  10. ^ Drake, Nadia (23 April 2021). "SpaceX launches first astronauts on a reused rocket". National Geographic. Retrieved 23 April 2021.
  11. ^ Thompson, Amy (23 April 2021). "SpaceX launches 4 astronauts to space station, nails rocket landing". Retrieved 23 April 2021.
  12. ^ "Megan to reuse Bob's demo-2 seat in crew-2 mission". 20 April 2020.
  13. ^ "Mission Timeline for Launch Thursday, April 23 at 5:49:02 EST". Spaceflight Now.
  14. ^ Garcia, Mark (24 April 2021). "NASA TV Covers SpaceX Crew-2 Docking to Station Today". blogs.nasa. Retrieved 24 April 2021. This article incorporates text from this source, which is in the public domain.
  15. ^ "SpaceX Crew Dragon Endeavour docks with ISS: NASA TV". Retrieved 24 April 2021.
  16. ^ Cawley, James (24 April 2021). "Crew Dragon Docks to Station, Hatches Open Soon". blogs.nasa. Retrieved 13 December 2020. This article incorporates text from this source, which is in the public domain.
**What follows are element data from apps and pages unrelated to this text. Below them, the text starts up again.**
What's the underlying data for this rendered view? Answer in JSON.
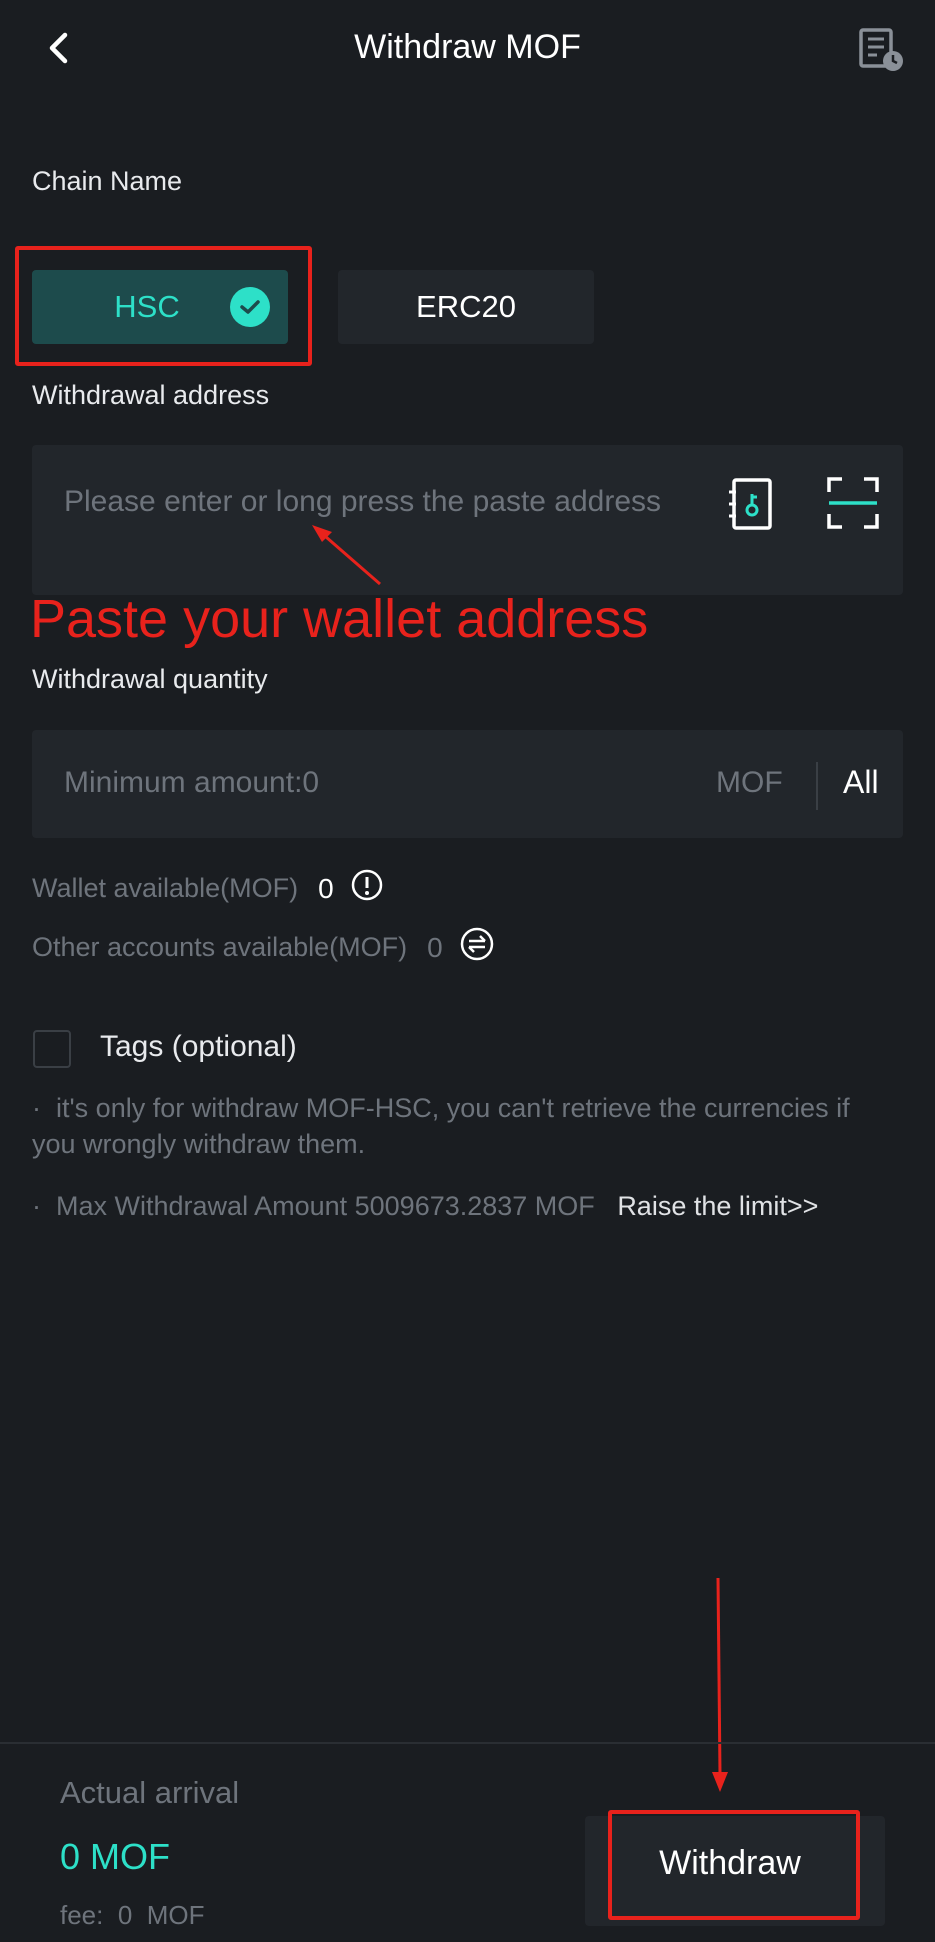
{
  "header": {
    "title": "Withdraw MOF",
    "back_icon": "chevron-left-icon",
    "record_icon": "history-record-icon"
  },
  "chain": {
    "label": "Chain Name",
    "options": [
      "HSC",
      "ERC20"
    ],
    "selected": "HSC"
  },
  "address": {
    "label": "Withdrawal address",
    "placeholder": "Please enter or long press the paste address",
    "icons": [
      "address-book-icon",
      "scan-icon"
    ]
  },
  "annotation": {
    "text": "Paste your wallet address"
  },
  "quantity": {
    "label": "Withdrawal quantity",
    "placeholder": "Minimum amount:0",
    "unit": "MOF",
    "all_label": "All"
  },
  "balances": {
    "wallet_label": "Wallet available(MOF)",
    "wallet_value": "0",
    "other_label": "Other accounts available(MOF)",
    "other_value": "0"
  },
  "tags": {
    "label": "Tags (optional)"
  },
  "notes": {
    "note1_bullet": "·",
    "note1": "it's only for withdraw MOF-HSC, you can't retrieve the currencies if you wrongly withdraw them.",
    "note2_bullet": "·",
    "note2": "Max Withdrawal Amount 5009673.2837 MOF",
    "note2_link": "Raise the limit>>"
  },
  "bottom": {
    "arrival_label": "Actual arrival",
    "arrival_value": "0 MOF",
    "fee_label": "fee:",
    "fee_value": "0",
    "fee_unit": "MOF",
    "withdraw_label": "Withdraw"
  },
  "colors": {
    "background": "#1a1d21",
    "accent": "#2de0c8",
    "annotation_red": "#e8221c"
  }
}
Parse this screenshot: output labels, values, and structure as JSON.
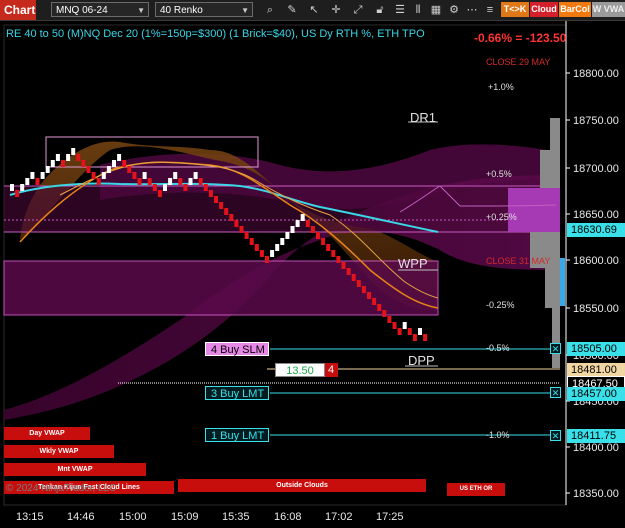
{
  "toolbar": {
    "chart_tab": "Chart",
    "instrument": "MNQ 06-24",
    "bar_type": "40 Renko",
    "buttons": [
      {
        "label": "T<>K",
        "color": "#e07818"
      },
      {
        "label": "Cloud",
        "color": "#d4202a"
      },
      {
        "label": "BarCol",
        "color": "#f07a10"
      },
      {
        "label": "W VWA",
        "color": "#9a9a9a"
      }
    ],
    "icons": [
      "magnifier-icon",
      "pencil-icon",
      "cursor-icon",
      "crosshair-icon",
      "expand-icon",
      "unlock-icon",
      "list-icon",
      "bars-icon",
      "data-box-icon",
      "properties-icon",
      "more-icon",
      "menu-icon"
    ]
  },
  "overlay": {
    "subtitle": "RE 40 to 50 (M)NQ Dec 20 (1%=150p=$300) (1 Brick=$40), US Dy RTH %, ETH TPO",
    "daily_change": "-0.66% = -123.50",
    "close_29": "CLOSE 29 MAY",
    "close_31": "CLOSE 31 MAY",
    "dr1": "DR1",
    "wpp": "WPP",
    "dpp": "DPP",
    "pct_labels": [
      "+1.0%",
      "+0.5%",
      "+0.25%",
      "-0.25%",
      "-0.5%",
      "-1.0%"
    ],
    "orders": [
      {
        "label": "4 Buy SLM",
        "price": "18505.00"
      },
      {
        "label": "3 Buy LMT",
        "price": "18457.00"
      },
      {
        "label": "1 Buy LMT",
        "price": "18411.75"
      }
    ],
    "position_value": "13.50",
    "position_qty": "4",
    "vwap_bars": [
      "Day VWAP",
      "Wkly VWAP",
      "Mnt VWAP",
      "Tenkan Kijun Fast Cloud Lines",
      "Outside Clouds",
      "US ETH OR"
    ],
    "copyright": "© 2024 NinjaTrader, LLC"
  },
  "price_axis": {
    "ticks": [
      "18800.00",
      "18750.00",
      "18700.00",
      "18650.00",
      "18600.00",
      "18550.00",
      "18500.00",
      "18450.00",
      "18400.00",
      "18350.00"
    ],
    "markers": [
      {
        "label": "18630.69",
        "bg": "#39e0ea",
        "fg": "#000000"
      },
      {
        "label": "18481.00",
        "bg": "#f2d6a2",
        "fg": "#000000"
      },
      {
        "label": "18467.50",
        "bg": "#000000",
        "fg": "#ffffff"
      }
    ]
  },
  "time_axis": {
    "ticks": [
      "13:15",
      "14:46",
      "15:00",
      "15:09",
      "15:35",
      "16:08",
      "17:02",
      "17:25"
    ]
  },
  "colors": {
    "ema_cyan": "#3ad7e6",
    "ema_orange": "#e88418",
    "cloud_purple": "#6a0e58",
    "order_cyan": "#39e0ea",
    "up_brick": "#ffffff",
    "down_brick": "#e4121a"
  }
}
  17. ^ Cawley, James (17 November 2020). "Hatches Open, Crew Dragon Astronauts Join Expedition 64". blogs.nasa. Retrieved 13 December 2020. This article incorporates text from this source, which is in the public domain.